▶ _EXERCISE INPUTS_:

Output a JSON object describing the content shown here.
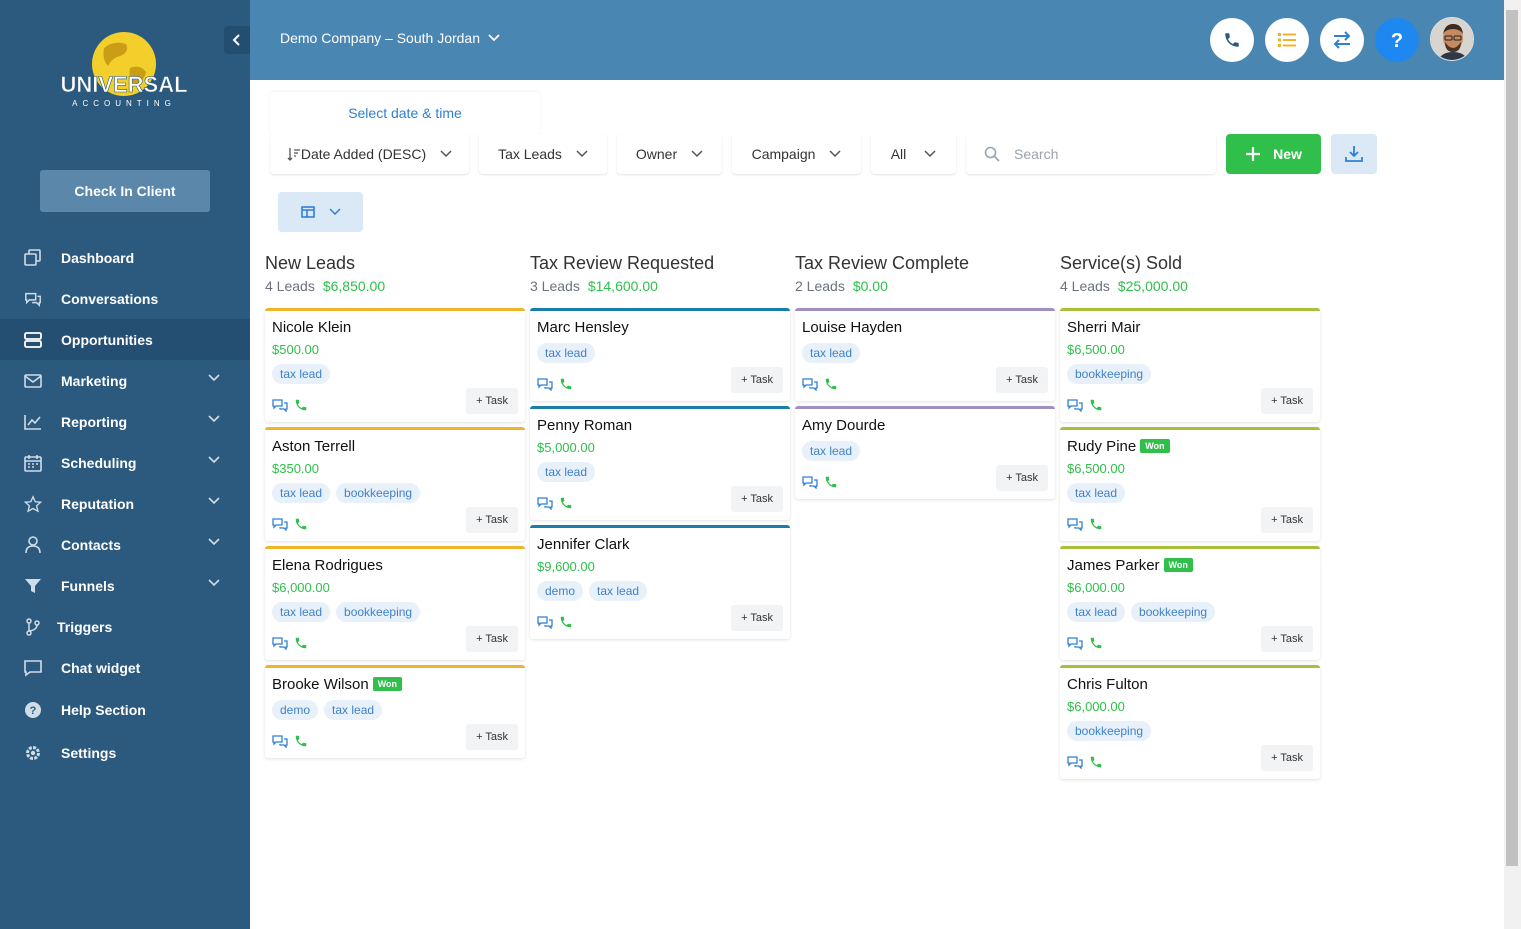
{
  "brand": {
    "logo_text": "UNIVERSAL",
    "logo_sub": "ACCOUNTING"
  },
  "sidebar": {
    "check_in": "Check In Client",
    "items": [
      {
        "label": "Dashboard",
        "icon": "dashboard-icon",
        "has_chevron": false,
        "active": false
      },
      {
        "label": "Conversations",
        "icon": "chat-icon",
        "has_chevron": false,
        "active": false
      },
      {
        "label": "Opportunities",
        "icon": "stack-icon",
        "has_chevron": false,
        "active": true
      },
      {
        "label": "Marketing",
        "icon": "mail-icon",
        "has_chevron": true,
        "active": false
      },
      {
        "label": "Reporting",
        "icon": "chart-icon",
        "has_chevron": true,
        "active": false
      },
      {
        "label": "Scheduling",
        "icon": "calendar-icon",
        "has_chevron": true,
        "active": false
      },
      {
        "label": "Reputation",
        "icon": "star-icon",
        "has_chevron": true,
        "active": false
      },
      {
        "label": "Contacts",
        "icon": "user-icon",
        "has_chevron": true,
        "active": false
      },
      {
        "label": "Funnels",
        "icon": "filter-icon",
        "has_chevron": true,
        "active": false
      },
      {
        "label": "Triggers",
        "icon": "branch-icon",
        "has_chevron": false,
        "active": false
      },
      {
        "label": "Chat widget",
        "icon": "chat-bubble-icon",
        "has_chevron": false,
        "active": false
      },
      {
        "label": "Help Section",
        "icon": "help-icon",
        "has_chevron": false,
        "active": false
      },
      {
        "label": "Settings",
        "icon": "gear-icon",
        "has_chevron": false,
        "active": false
      }
    ]
  },
  "header": {
    "company": "Demo Company – South Jordan"
  },
  "filters": {
    "date_tab": "Select date & time",
    "sort": "Date Added (DESC)",
    "pipeline": "Tax Leads",
    "owner": "Owner",
    "campaign": "Campaign",
    "status": "All",
    "search_placeholder": "Search",
    "new_label": "New"
  },
  "colors": {
    "accent": "#2f80d3",
    "success": "#2fbf4a",
    "new_leads": "#f0b429",
    "tax_review_requested": "#1a7fa8",
    "tax_review_complete": "#a18fbf",
    "services_sold": "#a9bf3a"
  },
  "task_label": "+ Task",
  "won_label": "Won",
  "columns": [
    {
      "title": "New Leads",
      "count": "4 Leads",
      "amount": "$6,850.00",
      "color": "#f0b429",
      "cards": [
        {
          "name": "Nicole Klein",
          "value": "$500.00",
          "won": false,
          "tags": [
            "tax lead"
          ]
        },
        {
          "name": "Aston Terrell",
          "value": "$350.00",
          "won": false,
          "tags": [
            "tax lead",
            "bookkeeping"
          ]
        },
        {
          "name": "Elena Rodrigues",
          "value": "$6,000.00",
          "won": false,
          "tags": [
            "tax lead",
            "bookkeeping"
          ]
        },
        {
          "name": "Brooke Wilson",
          "value": "",
          "won": true,
          "tags": [
            "demo",
            "tax lead"
          ]
        }
      ]
    },
    {
      "title": "Tax Review Requested",
      "count": "3 Leads",
      "amount": "$14,600.00",
      "color": "#1a7fa8",
      "cards": [
        {
          "name": "Marc Hensley",
          "value": "",
          "won": false,
          "tags": [
            "tax lead"
          ]
        },
        {
          "name": "Penny Roman",
          "value": "$5,000.00",
          "won": false,
          "tags": [
            "tax lead"
          ]
        },
        {
          "name": "Jennifer Clark",
          "value": "$9,600.00",
          "won": false,
          "tags": [
            "demo",
            "tax lead"
          ]
        }
      ]
    },
    {
      "title": "Tax Review Complete",
      "count": "2 Leads",
      "amount": "$0.00",
      "color": "#a18fbf",
      "cards": [
        {
          "name": "Louise Hayden",
          "value": "",
          "won": false,
          "tags": [
            "tax lead"
          ]
        },
        {
          "name": "Amy Dourde",
          "value": "",
          "won": false,
          "tags": [
            "tax lead"
          ]
        }
      ]
    },
    {
      "title": "Service(s) Sold",
      "count": "4 Leads",
      "amount": "$25,000.00",
      "color": "#a9bf3a",
      "cards": [
        {
          "name": "Sherri Mair",
          "value": "$6,500.00",
          "won": false,
          "tags": [
            "bookkeeping"
          ]
        },
        {
          "name": "Rudy Pine",
          "value": "$6,500.00",
          "won": true,
          "tags": [
            "tax lead"
          ]
        },
        {
          "name": "James Parker",
          "value": "$6,000.00",
          "won": true,
          "tags": [
            "tax lead",
            "bookkeeping"
          ]
        },
        {
          "name": "Chris Fulton",
          "value": "$6,000.00",
          "won": false,
          "tags": [
            "bookkeeping"
          ]
        }
      ]
    }
  ]
}
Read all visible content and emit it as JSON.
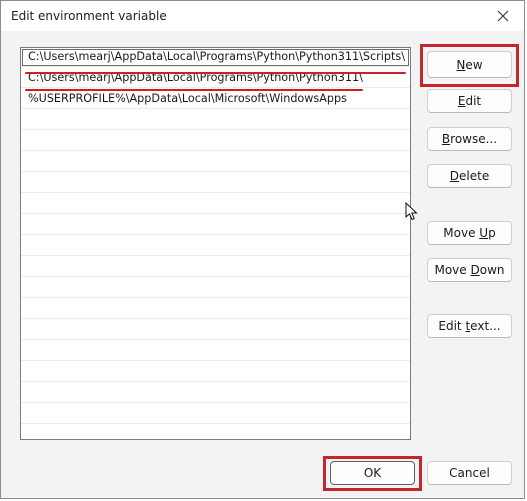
{
  "window": {
    "title": "Edit environment variable",
    "close_icon": "close-icon"
  },
  "list": {
    "items": [
      "C:\\Users\\mearj\\AppData\\Local\\Programs\\Python\\Python311\\Scripts\\",
      "C:\\Users\\mearj\\AppData\\Local\\Programs\\Python\\Python311\\",
      "%USERPROFILE%\\AppData\\Local\\Microsoft\\WindowsApps"
    ],
    "selected_index": 0
  },
  "buttons": {
    "new": {
      "label": "New",
      "mnemonic_index": 0
    },
    "edit": {
      "label": "Edit",
      "mnemonic_index": 0
    },
    "browse": {
      "label": "Browse...",
      "mnemonic_index": 0
    },
    "delete": {
      "label": "Delete",
      "mnemonic_index": 0
    },
    "move_up": {
      "label": "Move Up",
      "mnemonic_index": 5
    },
    "move_down": {
      "label": "Move Down",
      "mnemonic_index": 5
    },
    "edit_text": {
      "label": "Edit text...",
      "mnemonic_index": 5
    },
    "ok": {
      "label": "OK"
    },
    "cancel": {
      "label": "Cancel"
    }
  },
  "colors": {
    "annotation_red": "#c1272d",
    "dialog_bg": "#f3f3f3"
  }
}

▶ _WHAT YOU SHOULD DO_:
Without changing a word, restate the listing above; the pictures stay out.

▶ _SOLUTION FOR THIS PROBLEM_:
Output a JSON object describing the content shown here.
{
  "brand": {
    "logo_text": "UNIVERSAL",
    "logo_sub": "ACCOUNTING"
  },
  "sidebar": {
    "check_in": "Check In Client",
    "items": [
      {
        "label": "Dashboard",
        "icon": "dashboard-icon",
        "has_chevron": false,
        "active": false
      },
      {
        "label": "Conversations",
        "icon": "chat-icon",
        "has_chevron": false,
        "active": false
      },
      {
        "label": "Opportunities",
        "icon": "stack-icon",
        "has_chevron": false,
        "active": true
      },
      {
        "label": "Marketing",
        "icon": "mail-icon",
        "has_chevron": true,
        "active": false
      },
      {
        "label": "Reporting",
        "icon": "chart-icon",
        "has_chevron": true,
        "active": false
      },
      {
        "label": "Scheduling",
        "icon": "calendar-icon",
        "has_chevron": true,
        "active": false
      },
      {
        "label": "Reputation",
        "icon": "star-icon",
        "has_chevron": true,
        "active": false
      },
      {
        "label": "Contacts",
        "icon": "user-icon",
        "has_chevron": true,
        "active": false
      },
      {
        "label": "Funnels",
        "icon": "filter-icon",
        "has_chevron": true,
        "active": false
      },
      {
        "label": "Triggers",
        "icon": "branch-icon",
        "has_chevron": false,
        "active": false
      },
      {
        "label": "Chat widget",
        "icon": "chat-bubble-icon",
        "has_chevron": false,
        "active": false
      },
      {
        "label": "Help Section",
        "icon": "help-icon",
        "has_chevron": false,
        "active": false
      },
      {
        "label": "Settings",
        "icon": "gear-icon",
        "has_chevron": false,
        "active": false
      }
    ]
  },
  "header": {
    "company": "Demo Company – South Jordan"
  },
  "filters": {
    "date_tab": "Select date & time",
    "sort": "Date Added (DESC)",
    "pipeline": "Tax Leads",
    "owner": "Owner",
    "campaign": "Campaign",
    "status": "All",
    "search_placeholder": "Search",
    "new_label": "New"
  },
  "colors": {
    "accent": "#2f80d3",
    "success": "#2fbf4a",
    "new_leads": "#f0b429",
    "tax_review_requested": "#1a7fa8",
    "tax_review_complete": "#a18fbf",
    "services_sold": "#a9bf3a"
  },
  "task_label": "+ Task",
  "won_label": "Won",
  "columns": [
    {
      "title": "New Leads",
      "count": "4 Leads",
      "amount": "$6,850.00",
      "color": "#f0b429",
      "cards": [
        {
          "name": "Nicole Klein",
          "value": "$500.00",
          "won": false,
          "tags": [
            "tax lead"
          ]
        },
        {
          "name": "Aston Terrell",
          "value": "$350.00",
          "won": false,
          "tags": [
            "tax lead",
            "bookkeeping"
          ]
        },
        {
          "name": "Elena Rodrigues",
          "value": "$6,000.00",
          "won": false,
          "tags": [
            "tax lead",
            "bookkeeping"
          ]
        },
        {
          "name": "Brooke Wilson",
          "value": "",
          "won": true,
          "tags": [
            "demo",
            "tax lead"
          ]
        }
      ]
    },
    {
      "title": "Tax Review Requested",
      "count": "3 Leads",
      "amount": "$14,600.00",
      "color": "#1a7fa8",
      "cards": [
        {
          "name": "Marc Hensley",
          "value": "",
          "won": false,
          "tags": [
            "tax lead"
          ]
        },
        {
          "name": "Penny Roman",
          "value": "$5,000.00",
          "won": false,
          "tags": [
            "tax lead"
          ]
        },
        {
          "name": "Jennifer Clark",
          "value": "$9,600.00",
          "won": false,
          "tags": [
            "demo",
            "tax lead"
          ]
        }
      ]
    },
    {
      "title": "Tax Review Complete",
      "count": "2 Leads",
      "amount": "$0.00",
      "color": "#a18fbf",
      "cards": [
        {
          "name": "Louise Hayden",
          "value": "",
          "won": false,
          "tags": [
            "tax lead"
          ]
        },
        {
          "name": "Amy Dourde",
          "value": "",
          "won": false,
          "tags": [
            "tax lead"
          ]
        }
      ]
    },
    {
      "title": "Service(s) Sold",
      "count": "4 Leads",
      "amount": "$25,000.00",
      "color": "#a9bf3a",
      "cards": [
        {
          "name": "Sherri Mair",
          "value": "$6,500.00",
          "won": false,
          "tags": [
            "bookkeeping"
          ]
        },
        {
          "name": "Rudy Pine",
          "value": "$6,500.00",
          "won": true,
          "tags": [
            "tax lead"
          ]
        },
        {
          "name": "James Parker",
          "value": "$6,000.00",
          "won": true,
          "tags": [
            "tax lead",
            "bookkeeping"
          ]
        },
        {
          "name": "Chris Fulton",
          "value": "$6,000.00",
          "won": false,
          "tags": [
            "bookkeeping"
          ]
        }
      ]
    }
  ]
}
Read all visible content and emit it as JSON.
{
  "window": {
    "title": "Edit environment variable",
    "close_icon": "close-icon"
  },
  "list": {
    "items": [
      "C:\\Users\\mearj\\AppData\\Local\\Programs\\Python\\Python311\\Scripts\\",
      "C:\\Users\\mearj\\AppData\\Local\\Programs\\Python\\Python311\\",
      "%USERPROFILE%\\AppData\\Local\\Microsoft\\WindowsApps"
    ],
    "selected_index": 0
  },
  "buttons": {
    "new": {
      "label": "New",
      "mnemonic_index": 0
    },
    "edit": {
      "label": "Edit",
      "mnemonic_index": 0
    },
    "browse": {
      "label": "Browse...",
      "mnemonic_index": 0
    },
    "delete": {
      "label": "Delete",
      "mnemonic_index": 0
    },
    "move_up": {
      "label": "Move Up",
      "mnemonic_index": 5
    },
    "move_down": {
      "label": "Move Down",
      "mnemonic_index": 5
    },
    "edit_text": {
      "label": "Edit text...",
      "mnemonic_index": 5
    },
    "ok": {
      "label": "OK"
    },
    "cancel": {
      "label": "Cancel"
    }
  },
  "colors": {
    "annotation_red": "#c1272d",
    "dialog_bg": "#f3f3f3"
  }
}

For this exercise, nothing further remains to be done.